Exercise objective – Retype the records below word for word and omit any image.

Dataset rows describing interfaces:
--- START ---

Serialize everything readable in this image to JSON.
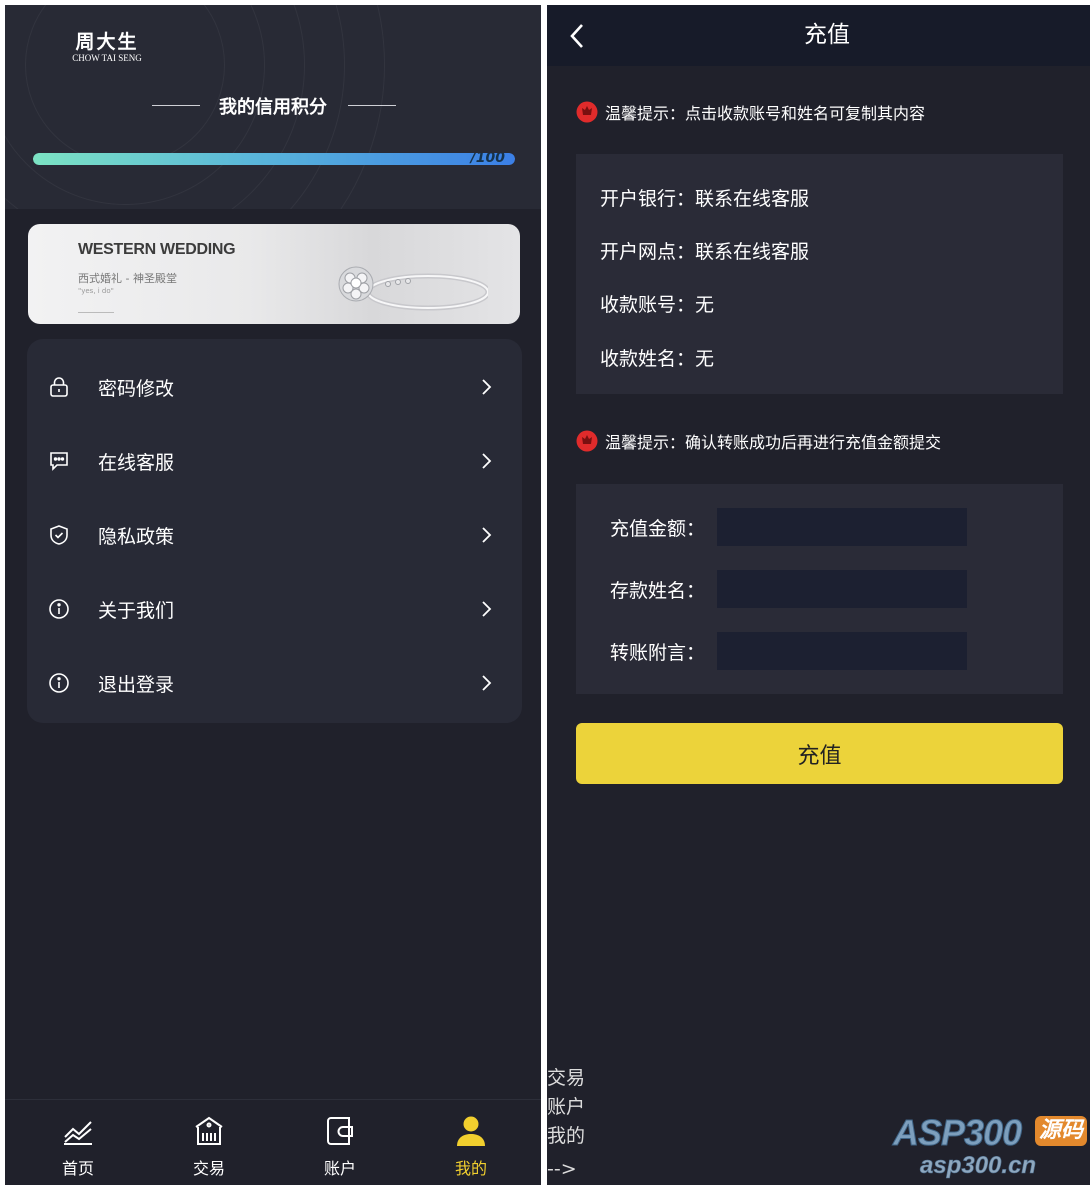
{
  "left": {
    "brand": {
      "cn": "周大生",
      "en": "CHOW TAI SENG"
    },
    "credit": {
      "title": "我的信用积分",
      "progress_label": "/100",
      "progress_fraction": 1.0
    },
    "banner": {
      "title": "WESTERN WEDDING",
      "subtitle": "西式婚礼 - 神圣殿堂",
      "tagline": "\"yes, i do\""
    },
    "menu": [
      {
        "label": "密码修改",
        "icon": "lock-icon"
      },
      {
        "label": "在线客服",
        "icon": "chat-icon"
      },
      {
        "label": "隐私政策",
        "icon": "shield-icon"
      },
      {
        "label": "关于我们",
        "icon": "info-icon"
      },
      {
        "label": "退出登录",
        "icon": "info-icon"
      }
    ],
    "tabs": [
      {
        "label": "首页",
        "icon": "chart-icon"
      },
      {
        "label": "交易",
        "icon": "bank-icon"
      },
      {
        "label": "账户",
        "icon": "wallet-icon"
      },
      {
        "label": "我的",
        "icon": "user-icon"
      }
    ],
    "colors": {
      "active_tab": "#f1cf2e",
      "background": "#20212b"
    }
  },
  "right": {
    "header": {
      "title": "充值"
    },
    "tip1": "温馨提示：点击收款账号和姓名可复制其内容",
    "bank": [
      {
        "label": "开户银行：",
        "value": "联系在线客服"
      },
      {
        "label": "开户网点：",
        "value": "联系在线客服"
      },
      {
        "label": "收款账号：",
        "value": "无"
      },
      {
        "label": "收款姓名：",
        "value": "无"
      }
    ],
    "tip2": "温馨提示：确认转账成功后再进行充值金额提交",
    "form": [
      {
        "label": "充值金额：",
        "value": ""
      },
      {
        "label": "存款姓名：",
        "value": ""
      },
      {
        "label": "转账附言：",
        "value": ""
      }
    ],
    "submit_label": "充值",
    "leaked_text": [
      "交易",
      "账户",
      "我的",
      "-->"
    ],
    "colors": {
      "button": "#ecd33a",
      "tip_icon": "#e02b2b"
    }
  },
  "watermark": {
    "brand": "ASP300",
    "tag": "源码",
    "domain": "asp300.cn"
  }
}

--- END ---

Output of the exercise –
Serialize everything readable in this image to JSON.
{
  "left": {
    "brand": {
      "cn": "周大生",
      "en": "CHOW TAI SENG"
    },
    "credit": {
      "title": "我的信用积分",
      "progress_label": "/100",
      "progress_fraction": 1.0
    },
    "banner": {
      "title": "WESTERN WEDDING",
      "subtitle": "西式婚礼 - 神圣殿堂",
      "tagline": "\"yes, i do\""
    },
    "menu": [
      {
        "label": "密码修改",
        "icon": "lock-icon"
      },
      {
        "label": "在线客服",
        "icon": "chat-icon"
      },
      {
        "label": "隐私政策",
        "icon": "shield-icon"
      },
      {
        "label": "关于我们",
        "icon": "info-icon"
      },
      {
        "label": "退出登录",
        "icon": "info-icon"
      }
    ],
    "tabs": [
      {
        "label": "首页",
        "icon": "chart-icon"
      },
      {
        "label": "交易",
        "icon": "bank-icon"
      },
      {
        "label": "账户",
        "icon": "wallet-icon"
      },
      {
        "label": "我的",
        "icon": "user-icon"
      }
    ],
    "colors": {
      "active_tab": "#f1cf2e",
      "background": "#20212b"
    }
  },
  "right": {
    "header": {
      "title": "充值"
    },
    "tip1": "温馨提示：点击收款账号和姓名可复制其内容",
    "bank": [
      {
        "label": "开户银行：",
        "value": "联系在线客服"
      },
      {
        "label": "开户网点：",
        "value": "联系在线客服"
      },
      {
        "label": "收款账号：",
        "value": "无"
      },
      {
        "label": "收款姓名：",
        "value": "无"
      }
    ],
    "tip2": "温馨提示：确认转账成功后再进行充值金额提交",
    "form": [
      {
        "label": "充值金额：",
        "value": ""
      },
      {
        "label": "存款姓名：",
        "value": ""
      },
      {
        "label": "转账附言：",
        "value": ""
      }
    ],
    "submit_label": "充值",
    "leaked_text": [
      "交易",
      "账户",
      "我的",
      "-->"
    ],
    "colors": {
      "button": "#ecd33a",
      "tip_icon": "#e02b2b"
    }
  },
  "watermark": {
    "brand": "ASP300",
    "tag": "源码",
    "domain": "asp300.cn"
  }
}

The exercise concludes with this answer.